Back on November 7th, before coronavirus and COVID-19 became household names, T-Mobile announced its plans for nationwide 5G service. That day, former CEO John Legere and his hand-picked successor Mike Sievert discussed some of the new services that T-Mobile would be able to offer if the merger with Sprint closed. And now, more than half a year later, the deal has closed and T-Mobile is actively enhancing its 5G network using the 2.5GHz mid-band spectrum it acquired from Sprint in the merger.
T-Mobile has plans for some of its extra capacity
This morning, one of the new services T-Mobile promised to offer following the merger is being promoted by the carrier with a YouTube video. The Connecting Heroes Initiative promises free unlimited 5G service to first responders. The latter is defined by T-Mobile as "state & local fire, police, and EMS agencies." With 240 million emergency calls placed each year in the U.S., according to the carrier, communications is the most important part of the emergency system. Mike Mayta, the CIO of the city of Wichita Kansas has first-hand experience of this. The city has a long history of getting hit by tornadoes and Mayta says, "Access to critical communications is vitally important for our first responders." This is important because 5G will be able to alert officers about the situation that they are walking in to faster than before. This gives them time to prepare and not be totally surprised about what they are about to face. Those agencies that have been verified (and are subject to re-verification) will receive unlimited voice, unlimited texting, and unlimited 5G data from T-Mobile's nationwide 5G network.

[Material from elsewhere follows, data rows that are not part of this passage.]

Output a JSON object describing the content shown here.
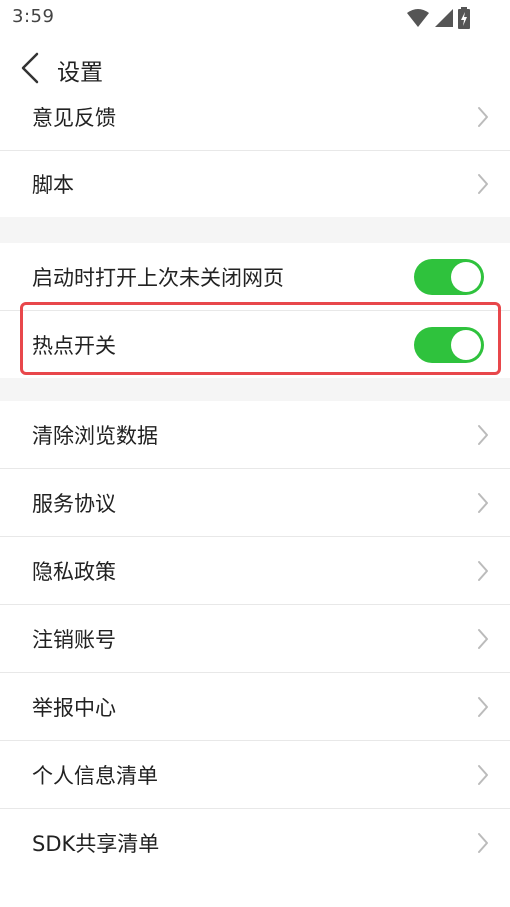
{
  "status_bar": {
    "time": "3:59",
    "icons": [
      "wifi-icon",
      "cellular-signal-icon",
      "battery-charging-icon"
    ]
  },
  "header": {
    "back_icon": "chevron-left-icon",
    "title": "设置"
  },
  "settings": {
    "group1": [
      {
        "label": "意见反馈"
      },
      {
        "label": "脚本"
      }
    ],
    "group2": [
      {
        "label": "启动时打开上次未关闭网页",
        "toggle": true
      },
      {
        "label": "热点开关",
        "toggle": true
      }
    ],
    "group3": [
      {
        "label": "清除浏览数据"
      },
      {
        "label": "服务协议"
      },
      {
        "label": "隐私政策"
      },
      {
        "label": "注销账号"
      },
      {
        "label": "举报中心"
      },
      {
        "label": "个人信息清单"
      },
      {
        "label": "SDK共享清单"
      }
    ]
  },
  "colors": {
    "toggle_on": "#2fc23d",
    "highlight_border": "#e8474b",
    "section_gap": "#f5f5f5",
    "divider": "#e8e8e8",
    "chevron": "#bbbbbb"
  }
}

Mike Katz, T-Mobile's executive vice-president, notes that the wireless provider is able to offer the Connecting Heroes Initiative because of the extra capacity it will have thanks to the merger with Sprint. Katz says that T-Mobile will have more capacity than any other wireless provider in the country. As a result, "...we're able to take some of that capacity and use it for good where we have first responders that really need it." And they really need it. Mayta, Wichita's CIO, says that "When we're looking at budgets, those opportunities like the Heroes Program, that's gonna save us millions over the life of the program. Those millions can then be reallocated within the department to provide better services for the public." He adds that his city has been a T-Mobile customer for more than ten years and says that by offering this Heroes Program, the carrier is "walkin' the walk and not just talkin' the talk."

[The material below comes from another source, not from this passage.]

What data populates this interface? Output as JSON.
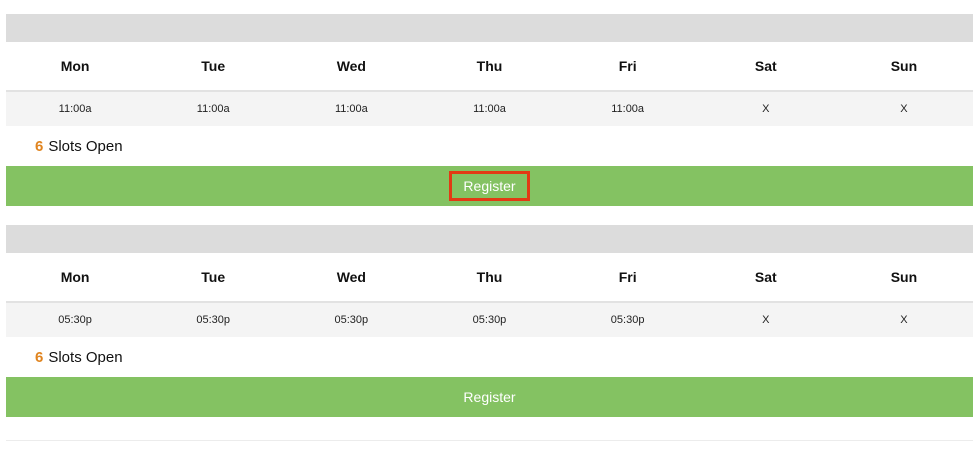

Other programs that T-Mobile announced back in November include Project 10Million. With this program, T-Mobile will provide free service, discounted handsets, and free hotspots to 10 million devices over the next five years. Many children in low-income areas face what is known as the "homework gap" because of their inability to access the internet. That's because 70% of teachers assign homework that requires a student to have an internet connection. Of the 35 million households in the country with children, five million do not have internet service. Kids without internet service have a hard time keeping up with their peers which is why Project 10Million is so important.

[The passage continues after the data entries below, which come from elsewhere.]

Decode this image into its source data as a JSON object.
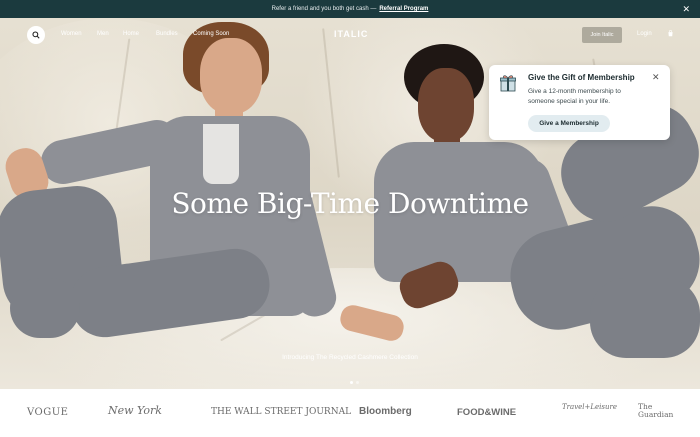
{
  "announcement": {
    "text": "Refer a friend and you both get cash —",
    "link_label": "Referral Program",
    "close_glyph": "✕"
  },
  "nav": {
    "search_icon": "search-icon",
    "links": [
      "Women",
      "Men",
      "Home",
      "Bundles",
      "Coming Soon"
    ],
    "logo": "ITALIC",
    "join_label": "Join Italic",
    "login_label": "Login",
    "cart_icon": "cart-icon"
  },
  "hero": {
    "headline": "Some Big-Time Downtime",
    "subline": "Introducing The Recycled Cashmere Collection",
    "slides": 2,
    "active_slide": 1
  },
  "popup": {
    "icon": "gift-icon",
    "title": "Give the Gift of Membership",
    "body": "Give a 12-month membership to someone special in your life.",
    "cta_label": "Give a Membership",
    "close_glyph": "✕"
  },
  "press": {
    "logos": [
      "VOGUE",
      "New York",
      "THE WALL STREET JOURNAL",
      "Bloomberg",
      "FOOD&WINE",
      "Travel+Leisure",
      "The Guardian"
    ]
  },
  "colors": {
    "announcement_bg": "#1b3a3e",
    "popup_cta_bg": "#e2ecf0",
    "hero_cloth": "#e6e0d2"
  }
}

Speaking of children, just a couple of weeks ago T-Mobile's executive vice-president and CCO Janice Kapner announced that with schools closed because of the coronavirus, some children are missing out on meals that would normally be provided to them by the school district. As a result, the company has given over $4 million to Feeding America and the Boys and Girls Club of America and local schools to "keep vulnerable children safe and fed while they're out of school." T-Mobile is also looking to connect hundreds of thousands of students to the internet; these are children who don't currently have access to the internet.